The key area of improvement that is required is to always remember that BI is about people and the business, not about the software architecture. The technology is, of course, often a challenge, but when BI projects fail, it’s almost inevitably a problem with organization, culture, expectation setting, and business alignment. If you run a BI project, you should be spending more time on these things than the underlying IT infrastructure.
TE: MapReduce, Hadoop, and related technologies have proven their worth in enterprise contexts surprisingly quickly, and every vendor in the BI space is busy providing tighter integration. The latest version of SAP’s Sybase IQ database has tight links with Hadoop, and you’ll see a lot more coming out this year, both in terms of integration and best practice (i.e., determining where it makes the most sense to use these new technologies).
TE: As I sat down to gather my thoughts about BI in 2012, I quickly came up with the same long laundry list of BI topics as everybody else: in-memory, mobile, predictive, social, collaborative decision-making, data discovery, real time, etc.
All of these things are clearly important, and we’re going to continue to see great improvements this year.

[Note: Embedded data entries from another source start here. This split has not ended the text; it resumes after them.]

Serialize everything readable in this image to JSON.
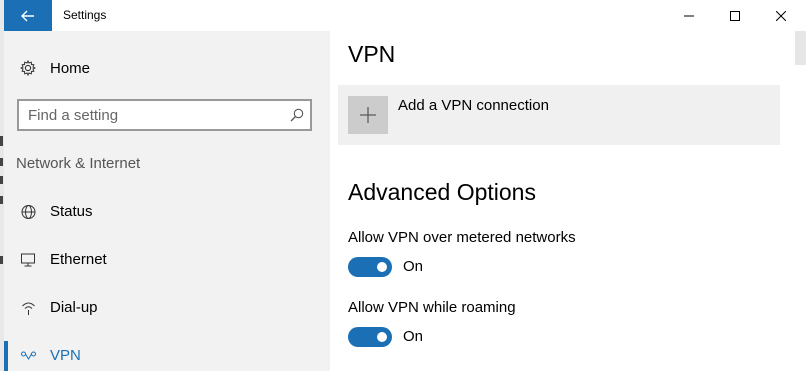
{
  "window": {
    "title": "Settings",
    "controls": [
      "minimize",
      "maximize",
      "close"
    ]
  },
  "sidebar": {
    "home_label": "Home",
    "search": {
      "placeholder": "Find a setting",
      "value": ""
    },
    "section_title": "Network & Internet",
    "items": [
      {
        "label": "Status",
        "icon": "globe-icon",
        "active": false
      },
      {
        "label": "Ethernet",
        "icon": "ethernet-icon",
        "active": false
      },
      {
        "label": "Dial-up",
        "icon": "dialup-icon",
        "active": false
      },
      {
        "label": "VPN",
        "icon": "vpn-icon",
        "active": true
      }
    ]
  },
  "main": {
    "title": "VPN",
    "add_vpn_label": "Add a VPN connection",
    "advanced_title": "Advanced Options",
    "options": [
      {
        "label": "Allow VPN over metered networks",
        "state": "On"
      },
      {
        "label": "Allow VPN while roaming",
        "state": "On"
      }
    ]
  },
  "colors": {
    "accent": "#1a6fb5",
    "sidebar_bg": "#f2f2f2",
    "tile_bg": "#f0f0f0"
  }
}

But I think that the real next big thing in BI is what I’m seeing when I talk to customers: they’re using these new opportunities to not only improve analytics, but also fundamentally rethink some of their key business processes.
Instead of analytics being something that is used to monitor and eventually improve a business process, I’m seeing analytics become a more fundamental part of the business process itself. One example is a large Telco company that has transformed the way it attracts customers. Instead of laboriously creating a range of rate plans, promoting them, and analyzing the results, it now uses analytics to automatically create hundreds of more complex, personalized rate plans. The plans are then thrown out into the market, monitored in real time, and those that aren’t successful are quickly culled. It’s a way of doing business that would have been inconceivable in the past, and will be a lot more common in the future.
TE: When at Business Objects we used our own technology to run things, we put a French spin on the phrase “eating our own dog food” and claimed that we were “drinking our own Champagne.” So that’s my answer!